Task statement:
Could you please reproduce the entries exactly, leaving out any pictures?

** Provided records follows **

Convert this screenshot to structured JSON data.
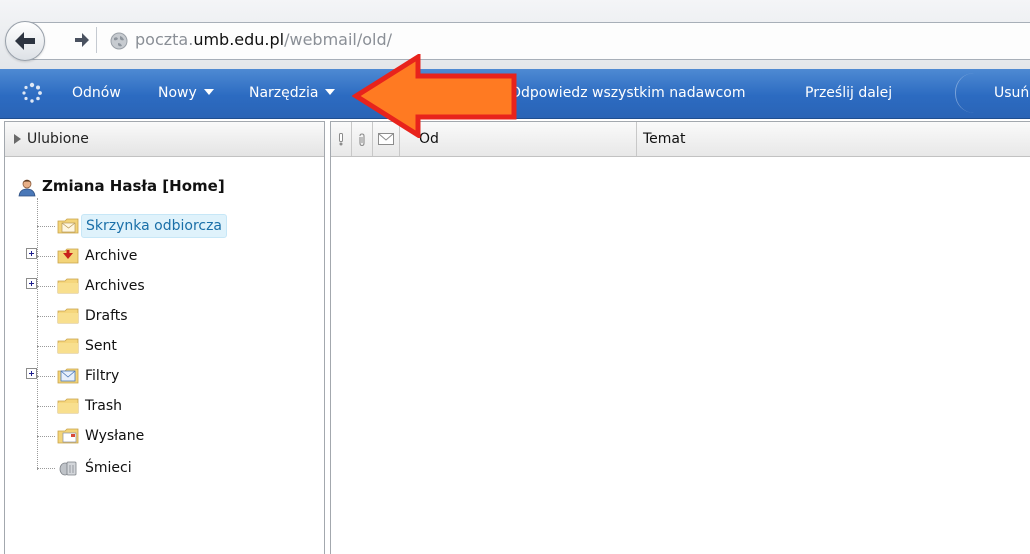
{
  "browser": {
    "url_prefix": "poczta.",
    "url_domain": "umb.edu.pl",
    "url_path": "/webmail/old/"
  },
  "toolbar": {
    "refresh_label": "Odnów",
    "new_label": "Nowy",
    "tools_label": "Narzędzia",
    "reply_all_label": "Odpowiedz wszystkim nadawcom",
    "forward_label": "Prześlij dalej",
    "delete_label": "Usuń"
  },
  "sidebar": {
    "favorites_label": "Ulubione",
    "account_name": "Zmiana Hasła [Home]",
    "folders": [
      {
        "label": "Skrzynka odbiorcza",
        "icon": "inbox-folder-icon",
        "selected": true,
        "expandable": false
      },
      {
        "label": "Archive",
        "icon": "archive-folder-icon",
        "selected": false,
        "expandable": true
      },
      {
        "label": "Archives",
        "icon": "folder-icon",
        "selected": false,
        "expandable": true
      },
      {
        "label": "Drafts",
        "icon": "folder-icon",
        "selected": false,
        "expandable": false
      },
      {
        "label": "Sent",
        "icon": "folder-icon",
        "selected": false,
        "expandable": false
      },
      {
        "label": "Filtry",
        "icon": "filter-folder-icon",
        "selected": false,
        "expandable": true
      },
      {
        "label": "Trash",
        "icon": "folder-icon",
        "selected": false,
        "expandable": false
      },
      {
        "label": "Wysłane",
        "icon": "sent-folder-icon",
        "selected": false,
        "expandable": false
      },
      {
        "label": "Śmieci",
        "icon": "junk-bin-icon",
        "selected": false,
        "expandable": false
      }
    ]
  },
  "message_list": {
    "columns": {
      "importance_icon": "importance-icon",
      "attachment_icon": "attachment-icon",
      "read_status_icon": "envelope-icon",
      "from_label": "Od",
      "subject_label": "Temat"
    }
  },
  "colors": {
    "toolbar_blue": "#2c6bc1",
    "annotation_arrow_fill": "#ff7a22",
    "annotation_arrow_border": "#e8231c",
    "selected_folder_bg": "#dff2fb"
  }
}
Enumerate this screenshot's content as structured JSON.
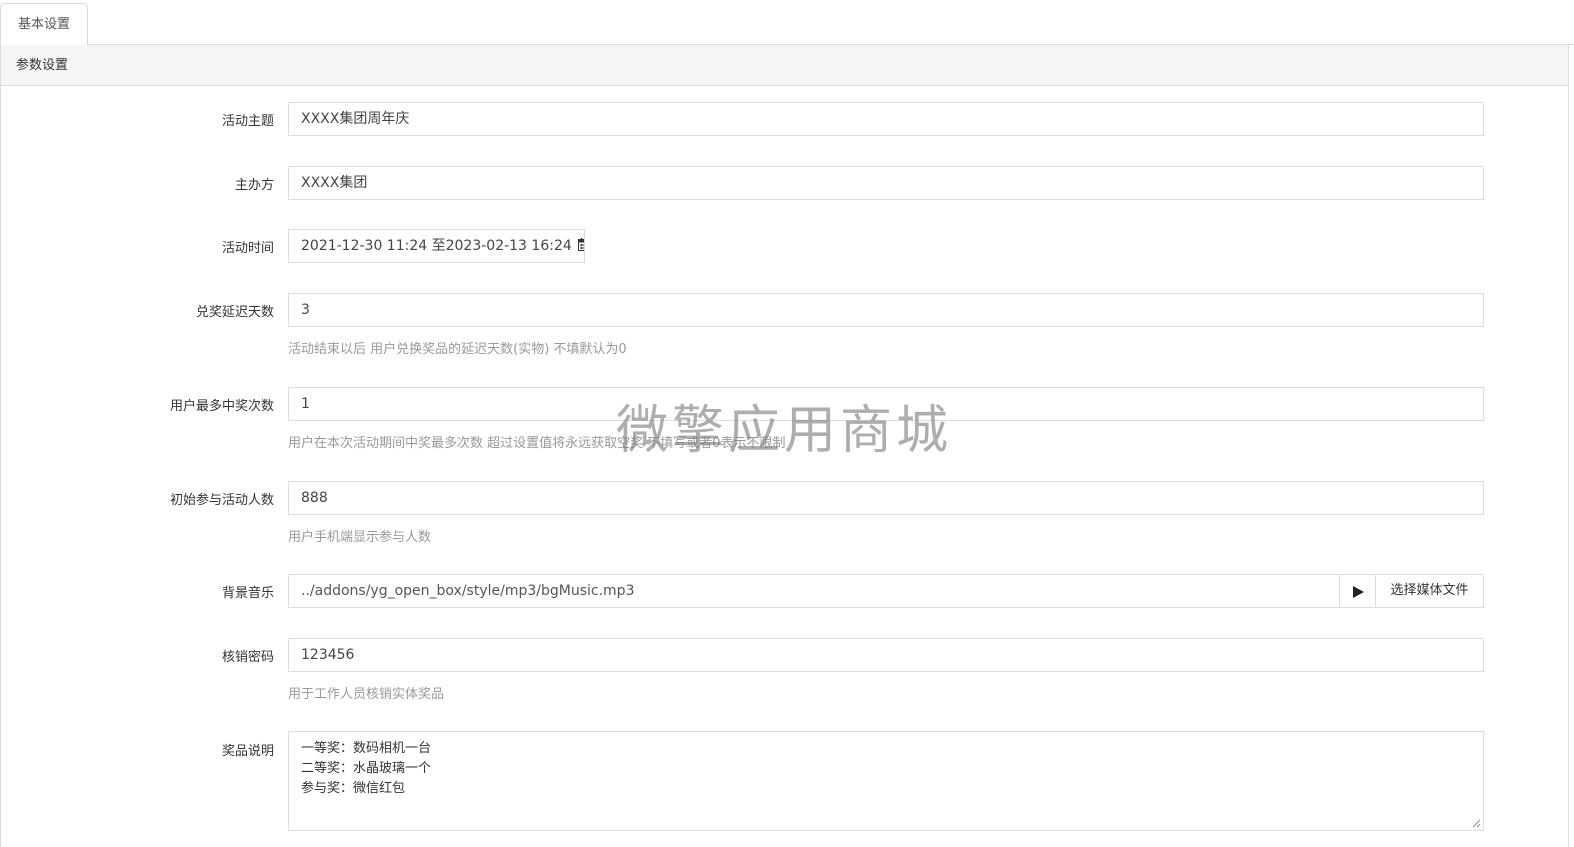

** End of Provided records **

Response area:
Convert this screenshot to structured JSON data.
{
  "browser": {
    "url_prefix": "poczta.",
    "url_domain": "umb.edu.pl",
    "url_path": "/webmail/old/"
  },
  "toolbar": {
    "refresh_label": "Odnów",
    "new_label": "Nowy",
    "tools_label": "Narzędzia",
    "reply_all_label": "Odpowiedz wszystkim nadawcom",
    "forward_label": "Prześlij dalej",
    "delete_label": "Usuń"
  },
  "sidebar": {
    "favorites_label": "Ulubione",
    "account_name": "Zmiana Hasła [Home]",
    "folders": [
      {
        "label": "Skrzynka odbiorcza",
        "icon": "inbox-folder-icon",
        "selected": true,
        "expandable": false
      },
      {
        "label": "Archive",
        "icon": "archive-folder-icon",
        "selected": false,
        "expandable": true
      },
      {
        "label": "Archives",
        "icon": "folder-icon",
        "selected": false,
        "expandable": true
      },
      {
        "label": "Drafts",
        "icon": "folder-icon",
        "selected": false,
        "expandable": false
      },
      {
        "label": "Sent",
        "icon": "folder-icon",
        "selected": false,
        "expandable": false
      },
      {
        "label": "Filtry",
        "icon": "filter-folder-icon",
        "selected": false,
        "expandable": true
      },
      {
        "label": "Trash",
        "icon": "folder-icon",
        "selected": false,
        "expandable": false
      },
      {
        "label": "Wysłane",
        "icon": "sent-folder-icon",
        "selected": false,
        "expandable": false
      },
      {
        "label": "Śmieci",
        "icon": "junk-bin-icon",
        "selected": false,
        "expandable": false
      }
    ]
  },
  "message_list": {
    "columns": {
      "importance_icon": "importance-icon",
      "attachment_icon": "attachment-icon",
      "read_status_icon": "envelope-icon",
      "from_label": "Od",
      "subject_label": "Temat"
    }
  },
  "colors": {
    "toolbar_blue": "#2c6bc1",
    "annotation_arrow_fill": "#ff7a22",
    "annotation_arrow_border": "#e8231c",
    "selected_folder_bg": "#dff2fb"
  }
}
Enumerate this screenshot's content as structured JSON.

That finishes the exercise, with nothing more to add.